Problem to solve »
Reproduce the entries that follow precisely, setting aside any images.

Task input »

+ + + + + + +

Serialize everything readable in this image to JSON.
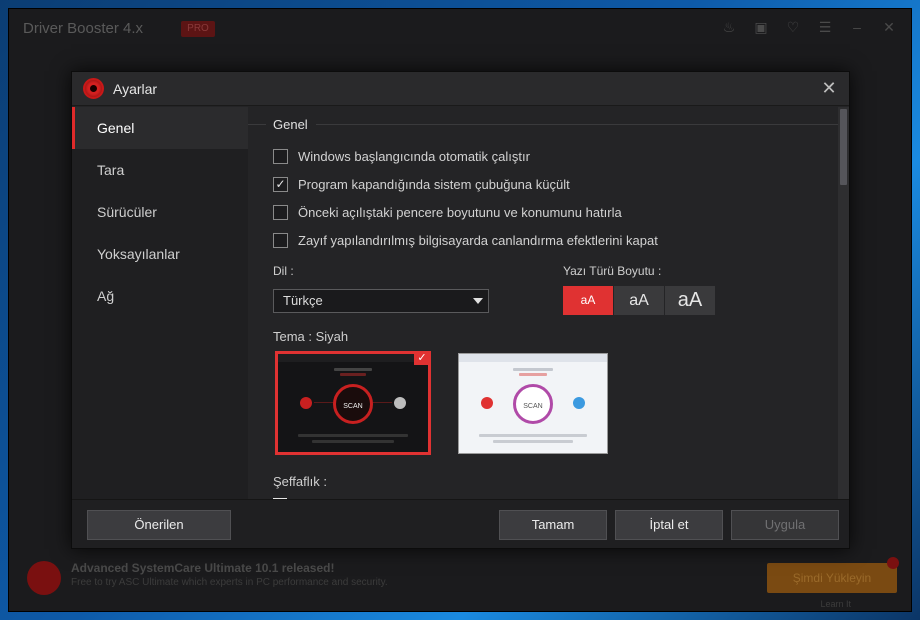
{
  "background_app": {
    "title": "Driver Booster 4.x",
    "badge": "PRO",
    "promo_title": "Advanced SystemCare Ultimate 10.1 released!",
    "promo_subtitle": "Free to try ASC Ultimate which experts in PC performance and security.",
    "promo_button": "Şimdi Yükleyin",
    "promo_small": "Learn It"
  },
  "dialog": {
    "title": "Ayarlar",
    "close_glyph": "✕"
  },
  "sidebar": {
    "items": [
      {
        "label": "Genel",
        "active": true
      },
      {
        "label": "Tara",
        "active": false
      },
      {
        "label": "Sürücüler",
        "active": false
      },
      {
        "label": "Yoksayılanlar",
        "active": false
      },
      {
        "label": "Ağ",
        "active": false
      }
    ]
  },
  "general": {
    "section_title": "Genel",
    "checkboxes": [
      {
        "label": "Windows başlangıcında otomatik çalıştır",
        "checked": false
      },
      {
        "label": "Program kapandığında sistem çubuğuna küçült",
        "checked": true
      },
      {
        "label": "Önceki açılıştaki pencere boyutunu ve konumunu hatırla",
        "checked": false
      },
      {
        "label": "Zayıf yapılandırılmış bilgisayarda canlandırma efektlerini kapat",
        "checked": false
      }
    ],
    "language_label": "Dil :",
    "language_value": "Türkçe",
    "font_size_label": "Yazı Türü Boyutu :",
    "font_sizes": [
      {
        "label": "aA",
        "active": true
      },
      {
        "label": "aA",
        "active": false
      },
      {
        "label": "aA",
        "active": false
      }
    ],
    "theme_label": "Tema : Siyah",
    "theme_scan_text": "SCAN",
    "theme_check_glyph": "✓",
    "opacity_label": "Şeffaflık :"
  },
  "footer": {
    "recommended": "Önerilen",
    "ok": "Tamam",
    "cancel": "İptal et",
    "apply": "Uygula"
  },
  "colors": {
    "accent": "#e03232",
    "panel": "#242426",
    "sidebar": "#1f1f21"
  }
}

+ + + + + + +

Exercise solution »
Serialize everything readable in this image to JSON.
{
  "background_app": {
    "title": "Driver Booster 4.x",
    "badge": "PRO",
    "promo_title": "Advanced SystemCare Ultimate 10.1 released!",
    "promo_subtitle": "Free to try ASC Ultimate which experts in PC performance and security.",
    "promo_button": "Şimdi Yükleyin",
    "promo_small": "Learn It"
  },
  "dialog": {
    "title": "Ayarlar",
    "close_glyph": "✕"
  },
  "sidebar": {
    "items": [
      {
        "label": "Genel",
        "active": true
      },
      {
        "label": "Tara",
        "active": false
      },
      {
        "label": "Sürücüler",
        "active": false
      },
      {
        "label": "Yoksayılanlar",
        "active": false
      },
      {
        "label": "Ağ",
        "active": false
      }
    ]
  },
  "general": {
    "section_title": "Genel",
    "checkboxes": [
      {
        "label": "Windows başlangıcında otomatik çalıştır",
        "checked": false
      },
      {
        "label": "Program kapandığında sistem çubuğuna küçült",
        "checked": true
      },
      {
        "label": "Önceki açılıştaki pencere boyutunu ve konumunu hatırla",
        "checked": false
      },
      {
        "label": "Zayıf yapılandırılmış bilgisayarda canlandırma efektlerini kapat",
        "checked": false
      }
    ],
    "language_label": "Dil :",
    "language_value": "Türkçe",
    "font_size_label": "Yazı Türü Boyutu :",
    "font_sizes": [
      {
        "label": "aA",
        "active": true
      },
      {
        "label": "aA",
        "active": false
      },
      {
        "label": "aA",
        "active": false
      }
    ],
    "theme_label": "Tema : Siyah",
    "theme_scan_text": "SCAN",
    "theme_check_glyph": "✓",
    "opacity_label": "Şeffaflık :"
  },
  "footer": {
    "recommended": "Önerilen",
    "ok": "Tamam",
    "cancel": "İptal et",
    "apply": "Uygula"
  },
  "colors": {
    "accent": "#e03232",
    "panel": "#242426",
    "sidebar": "#1f1f21"
  }
}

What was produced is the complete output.